My British literature class finished Macbeth on Wednesday, and I really enjoyed teaching it for the first time. I had a great time with everything we did together this semester. My students seemed engaged, and I hope they learned something interesting. I am really hoping to teach two sections of British literature next year. Some of the things we did this year:

  • Created our own Brave New Worlds using wikis
  • Wrote résumés for Beowulf
  • Attended a performance of Macbeth at the Atlanta Shakespeare Tavern
  • Read historical fiction (most of my class read Grendel, although a few read The Other Boleyn Girl — next year, sign up sheets!) set in the time period we studied
  • Learned a bit of Old English from Ms. Skott, who is team-teaching the course with me
  • Memorized Macbeth’s “Out, out, brief candle” soliloquy

Stuff we didn’t get to that I really wanted to do:

  • Dr. Faustus
  • Historical fiction wikis
  • Create our own Canterbury Tales
  • Macbeth research projects

I hope I’m afforded the opportunity to do these projects next year.

7 thoughts on “Teaching British Literature”

  1. It was my junior year Honors British Lit class that really cemented my desire to become an English teacher. When I became one, I was lucky enough to not only get the Honors British Lit class, but to be able to co-write the curriculum for a course called Shakespeare's Comedy, too. I've noticed that teaching British literature creates an impression in some people that it's somehow more literary or more highbrow than American or other regional literature, and I've never been able to figure out why. Your mention of the "privilege" of teaching these classes just caught my eye.

    I'm glad you're teaching your kids Old English, too. My honors kids spend the first week or two of the course learning Old and Middle English, and when we move on to The Canterbury Tales, we reinforce the Middle English with a ritual roundtable reading of the previous night's tale in ME (just enough to give every kid a couplet; maybe 40-45 lines). Adding that emphasis on the language (including playing around with the OED) gives the kids something they really don't get in any other course, and most of them love the fact that they get to learn about their linguistic heritage (and hear how it sounded a thousand years ago).

    I'm doing Macbeth with my sophomores right now – I don't think they're as into it as I am, though. Poor them.

  2. What a range of English teachers! During my undergrad, British Literature was my least favorite area. (The exceptions are Jane Eyre and everything Shakespeare.) I'm getting my Masters in Teaching now, so I haven't had to deal with the prospect of teaching it, but I'm not looking forward to that day.

  3. Dana,

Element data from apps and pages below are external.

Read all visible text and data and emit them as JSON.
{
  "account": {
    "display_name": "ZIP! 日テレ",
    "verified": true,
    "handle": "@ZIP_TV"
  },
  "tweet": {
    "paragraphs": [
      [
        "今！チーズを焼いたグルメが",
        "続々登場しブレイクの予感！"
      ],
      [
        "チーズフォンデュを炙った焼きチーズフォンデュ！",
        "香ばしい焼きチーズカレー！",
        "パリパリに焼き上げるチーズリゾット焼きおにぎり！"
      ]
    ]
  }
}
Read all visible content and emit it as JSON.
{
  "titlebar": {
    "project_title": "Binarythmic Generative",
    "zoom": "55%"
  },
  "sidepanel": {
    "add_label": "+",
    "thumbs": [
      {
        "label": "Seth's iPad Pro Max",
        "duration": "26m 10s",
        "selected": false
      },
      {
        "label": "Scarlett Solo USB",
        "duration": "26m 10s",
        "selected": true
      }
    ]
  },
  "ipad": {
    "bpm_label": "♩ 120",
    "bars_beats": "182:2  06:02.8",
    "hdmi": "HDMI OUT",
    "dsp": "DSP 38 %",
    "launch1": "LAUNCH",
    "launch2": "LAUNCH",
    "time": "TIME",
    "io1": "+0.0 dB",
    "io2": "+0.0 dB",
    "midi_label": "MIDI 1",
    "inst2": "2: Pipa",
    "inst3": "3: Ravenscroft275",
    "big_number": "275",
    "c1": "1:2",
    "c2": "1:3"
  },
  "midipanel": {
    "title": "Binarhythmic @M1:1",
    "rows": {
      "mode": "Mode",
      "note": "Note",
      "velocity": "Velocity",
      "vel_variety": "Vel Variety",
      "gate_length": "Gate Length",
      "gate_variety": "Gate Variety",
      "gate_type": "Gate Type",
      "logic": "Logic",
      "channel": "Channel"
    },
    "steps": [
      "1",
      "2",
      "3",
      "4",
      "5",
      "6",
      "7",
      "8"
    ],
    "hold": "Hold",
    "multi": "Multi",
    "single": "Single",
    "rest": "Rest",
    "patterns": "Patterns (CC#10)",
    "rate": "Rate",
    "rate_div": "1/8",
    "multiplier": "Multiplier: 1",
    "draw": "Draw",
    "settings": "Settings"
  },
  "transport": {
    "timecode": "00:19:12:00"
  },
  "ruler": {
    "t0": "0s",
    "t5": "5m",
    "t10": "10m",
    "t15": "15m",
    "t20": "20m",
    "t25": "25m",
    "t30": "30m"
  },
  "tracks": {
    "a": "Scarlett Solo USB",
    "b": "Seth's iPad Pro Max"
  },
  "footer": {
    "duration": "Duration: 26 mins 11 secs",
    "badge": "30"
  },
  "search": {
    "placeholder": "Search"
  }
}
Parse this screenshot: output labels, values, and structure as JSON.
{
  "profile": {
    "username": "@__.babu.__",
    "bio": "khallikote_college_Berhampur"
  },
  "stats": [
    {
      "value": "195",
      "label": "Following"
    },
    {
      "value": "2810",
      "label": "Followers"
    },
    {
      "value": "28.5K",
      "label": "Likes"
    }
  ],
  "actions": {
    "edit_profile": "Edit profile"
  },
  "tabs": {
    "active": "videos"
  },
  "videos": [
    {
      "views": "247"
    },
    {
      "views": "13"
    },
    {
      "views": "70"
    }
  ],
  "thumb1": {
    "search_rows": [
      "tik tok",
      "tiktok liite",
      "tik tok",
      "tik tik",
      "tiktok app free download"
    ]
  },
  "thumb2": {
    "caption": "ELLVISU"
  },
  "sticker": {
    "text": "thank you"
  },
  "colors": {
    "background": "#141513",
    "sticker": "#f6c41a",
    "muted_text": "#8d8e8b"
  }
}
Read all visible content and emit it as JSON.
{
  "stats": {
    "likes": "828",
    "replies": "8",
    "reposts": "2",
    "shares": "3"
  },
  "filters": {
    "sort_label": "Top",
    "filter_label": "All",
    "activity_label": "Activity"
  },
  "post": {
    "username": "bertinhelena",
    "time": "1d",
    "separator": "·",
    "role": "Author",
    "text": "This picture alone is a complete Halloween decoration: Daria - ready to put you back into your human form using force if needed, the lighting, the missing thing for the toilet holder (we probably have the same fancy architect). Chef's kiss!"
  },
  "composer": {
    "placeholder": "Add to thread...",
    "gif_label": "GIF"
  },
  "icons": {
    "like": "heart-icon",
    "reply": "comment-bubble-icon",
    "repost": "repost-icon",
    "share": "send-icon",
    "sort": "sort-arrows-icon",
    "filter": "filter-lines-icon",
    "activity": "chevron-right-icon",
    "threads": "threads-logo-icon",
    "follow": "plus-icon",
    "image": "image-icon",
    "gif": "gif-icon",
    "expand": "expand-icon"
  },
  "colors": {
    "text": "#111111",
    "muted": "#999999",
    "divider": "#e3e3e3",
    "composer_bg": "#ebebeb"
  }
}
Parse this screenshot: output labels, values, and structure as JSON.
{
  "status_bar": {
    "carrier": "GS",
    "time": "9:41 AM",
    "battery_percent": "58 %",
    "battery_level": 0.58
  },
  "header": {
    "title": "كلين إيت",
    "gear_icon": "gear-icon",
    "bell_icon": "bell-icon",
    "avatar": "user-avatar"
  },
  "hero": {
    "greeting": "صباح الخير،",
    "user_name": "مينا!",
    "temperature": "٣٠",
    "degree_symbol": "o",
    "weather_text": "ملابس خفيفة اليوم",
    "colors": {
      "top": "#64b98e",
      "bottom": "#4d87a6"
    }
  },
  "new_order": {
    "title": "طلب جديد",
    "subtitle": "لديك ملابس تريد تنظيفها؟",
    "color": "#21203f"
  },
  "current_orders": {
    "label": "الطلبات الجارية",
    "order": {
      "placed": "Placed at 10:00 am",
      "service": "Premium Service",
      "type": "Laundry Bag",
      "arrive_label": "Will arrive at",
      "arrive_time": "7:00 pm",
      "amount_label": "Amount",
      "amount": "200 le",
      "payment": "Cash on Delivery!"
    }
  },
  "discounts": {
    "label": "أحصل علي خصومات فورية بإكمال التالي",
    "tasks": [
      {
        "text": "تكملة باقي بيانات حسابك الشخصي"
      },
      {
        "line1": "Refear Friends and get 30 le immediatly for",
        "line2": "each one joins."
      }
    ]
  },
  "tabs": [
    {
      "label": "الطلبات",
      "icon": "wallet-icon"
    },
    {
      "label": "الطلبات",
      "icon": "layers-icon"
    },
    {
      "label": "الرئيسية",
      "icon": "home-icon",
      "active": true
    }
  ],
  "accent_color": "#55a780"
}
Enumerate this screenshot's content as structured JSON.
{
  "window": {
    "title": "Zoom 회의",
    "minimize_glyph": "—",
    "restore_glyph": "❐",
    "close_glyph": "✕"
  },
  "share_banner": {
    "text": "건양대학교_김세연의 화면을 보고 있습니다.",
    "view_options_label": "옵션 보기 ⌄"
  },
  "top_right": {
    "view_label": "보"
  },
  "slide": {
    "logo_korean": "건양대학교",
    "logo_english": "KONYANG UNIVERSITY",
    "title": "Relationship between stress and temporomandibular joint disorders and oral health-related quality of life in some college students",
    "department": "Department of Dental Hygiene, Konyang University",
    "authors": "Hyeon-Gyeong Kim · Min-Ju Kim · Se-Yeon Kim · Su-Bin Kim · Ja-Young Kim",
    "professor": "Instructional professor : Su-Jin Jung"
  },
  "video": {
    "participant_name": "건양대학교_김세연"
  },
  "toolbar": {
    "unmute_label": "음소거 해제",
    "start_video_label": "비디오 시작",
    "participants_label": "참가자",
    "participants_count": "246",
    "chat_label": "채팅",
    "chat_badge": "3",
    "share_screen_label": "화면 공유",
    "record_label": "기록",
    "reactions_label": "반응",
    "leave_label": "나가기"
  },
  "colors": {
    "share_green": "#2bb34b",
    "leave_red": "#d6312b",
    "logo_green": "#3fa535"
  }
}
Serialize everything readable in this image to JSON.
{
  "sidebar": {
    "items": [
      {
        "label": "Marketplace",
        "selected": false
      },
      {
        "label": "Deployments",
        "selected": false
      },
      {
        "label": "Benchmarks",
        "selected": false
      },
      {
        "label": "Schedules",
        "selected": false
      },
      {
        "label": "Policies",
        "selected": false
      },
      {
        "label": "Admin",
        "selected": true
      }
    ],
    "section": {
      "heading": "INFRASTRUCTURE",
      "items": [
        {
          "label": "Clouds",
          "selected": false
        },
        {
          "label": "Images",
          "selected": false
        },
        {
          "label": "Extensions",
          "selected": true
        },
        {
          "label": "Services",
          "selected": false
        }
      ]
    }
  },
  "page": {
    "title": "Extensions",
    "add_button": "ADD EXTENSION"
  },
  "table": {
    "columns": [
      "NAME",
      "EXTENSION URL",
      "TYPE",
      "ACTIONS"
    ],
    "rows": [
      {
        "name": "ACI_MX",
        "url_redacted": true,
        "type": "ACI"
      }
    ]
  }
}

    I haven't taught British literature in four years, but I'm teaching it again this year. Here's a link to our school site that contains lessons I am updating as I reacquaint myself with the material. One of my favorite assignments is the Macbeth wrongful death suit letter. I hope this link will help others. Thanks for your website.

  4. hi…I am not a teacher but I am really interested in your thought so I would like to say that "keep it up" becuase it is a great and holly passion. Thanks

  5. I am interested in you Beowulf resume assignment. Would you be willing to share your lesson plan or materials for that one.
    I could give you our write your own Canterbury Tale in exchange. Please email me if you are willing to do a trade. Thanks, Stacey

Comments are closed.